Our CEO, Jessica Cruz, has an op-ed in Capitol Weekly, Exercise Key to Fight COVID-19’s Toll on Mental, Behavioral Health.
The coronavirus pandemic is taking a toll on public health, a toll that extends well beyond those who have been infected by the virus.
Nearly all of us have experienced or witnessed the effects: increased stress, heightened anxiety, at least a bit of depression. These conditions are to be expected given the isolation and disruption of our daily lives.
These are conditions to be expected – but not to be ignored.
A survey conducted for the Centers for Disease Control in late June found that 40 percent of U.S. adults reported at least one adverse mental or behavioral health condition related to the pandemic, including anxiety or depressive disorders, substance abuse to cope with stress, and even suicide ideation.
Three or more periods of movement per week of aerobic exercise or resistance training for 45- to 60-minutes each can effectively treat depression, even chronic depression.
As we continue to confront the threat to our physical health posed by this new contagion, we must simultaneously acknowledge and confront the severe mental health threat associated with living in the time of COVID-19.
Public policy during these challenging times must seek to limit the spread of this highly contagious disease, but it must also address the pandemic’s profound effects on mental health.
It is well established that physical activity, fitness, is essential to maintain good mental health, and that a regimen of exercise is an effective treatment for a range of mental illnesses including mild to moderate depression.

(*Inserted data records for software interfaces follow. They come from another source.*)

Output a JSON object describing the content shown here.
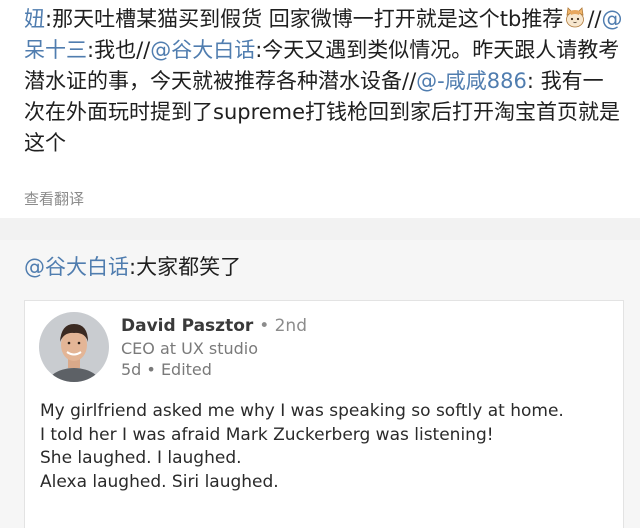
{
  "post": {
    "author": "妞",
    "text_1": ":那天吐槽某猫买到假货 回家微博一打开就是这个tb推荐",
    "emoji": "cat-face-icon",
    "sep_1": "//",
    "mention_1": "@呆十三",
    "text_2": ":我也//",
    "mention_2": "@谷大白话",
    "text_3": ":今天又遇到类似情况。昨天跟人请教考潜水证的事，今天就被推荐各种潜水设备//",
    "mention_3": "@-咸咸886",
    "text_4": ": 我有一次在外面玩时提到了supreme打钱枪回到家后打开淘宝首页就是这个",
    "translate": "查看翻译"
  },
  "repost": {
    "mention": "@谷大白话",
    "text": ":大家都笑了"
  },
  "card": {
    "name": "David Pasztor",
    "degree": "• 2nd",
    "title": "CEO at UX studio",
    "meta": "5d • Edited",
    "lines": [
      "My girlfriend asked me why I was speaking so softly at home.",
      "I told her I was afraid Mark Zuckerberg was listening!",
      "She laughed. I laughed.",
      "Alexa laughed. Siri laughed."
    ]
  },
  "colors": {
    "mention": "#507daf",
    "text": "#1f1f1f",
    "muted": "#8b8b8b",
    "repost_bg": "#f6f6f6"
  }
}
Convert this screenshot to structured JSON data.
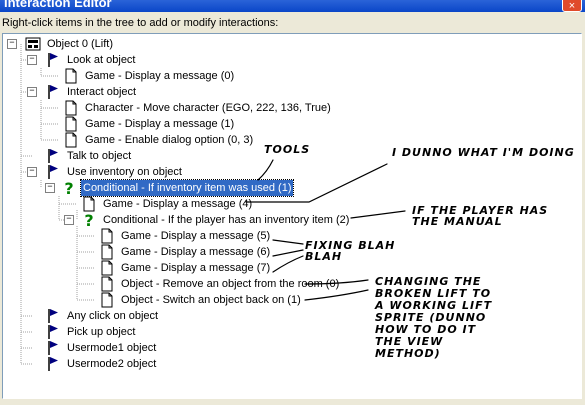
{
  "window": {
    "title": "Interaction Editor",
    "close_glyph": "×"
  },
  "instruction": "Right-click items in the tree to add or modify interactions:",
  "tree": {
    "root": "Object 0 (Lift)",
    "look": "Look at object",
    "look_cmd": "Game - Display a message (0)",
    "interact": "Interact object",
    "interact_cmd1": "Character - Move character (EGO, 222, 136, True)",
    "interact_cmd2": "Game - Display a message (1)",
    "interact_cmd3": "Game - Enable dialog option (0, 3)",
    "talk": "Talk to object",
    "useinv": "Use inventory on object",
    "cond1": "Conditional - If inventory item was used (1)",
    "cond1_cmd": "Game - Display a message (4)",
    "cond2": "Conditional - If the player has an inventory item (2)",
    "cond2_cmd1": "Game - Display a message (5)",
    "cond2_cmd2": "Game - Display a message (6)",
    "cond2_cmd3": "Game - Display a message (7)",
    "cond2_cmd4": "Object - Remove an object from the room (0)",
    "cond2_cmd5": "Object - Switch an object back on (1)",
    "anyclick": "Any click on object",
    "pickup": "Pick up object",
    "usermode1": "Usermode1 object",
    "usermode2": "Usermode2 object"
  },
  "annotations": {
    "tools": "Tools",
    "dunno": "I dunno what I'm doing",
    "manual_1": "If the player has",
    "manual_2": "the manual",
    "blah_1": "Fixing blah",
    "blah_2": "blah",
    "sprite_1": "Changing the",
    "sprite_2": "broken lift to",
    "sprite_3": "a working lift",
    "sprite_4": "sprite (dunno",
    "sprite_5": "how to do it",
    "sprite_6": "the view",
    "sprite_7": "method)"
  },
  "colors": {
    "selection": "#316ac5",
    "flag": "#00007f",
    "question": "#008000"
  }
}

The reason is that exercise triggers an array of biological events that produce myriad health benefits – for your heart and muscles, to be sure, but also for your brain.
Low-intensity exercise, regularly repeated, spurs the release of certain proteins that cause nerve cells to grow and make new connections in the area of the brain, called the hippocampus, that helps regulate mood. The improved brain function simply makes people feel better.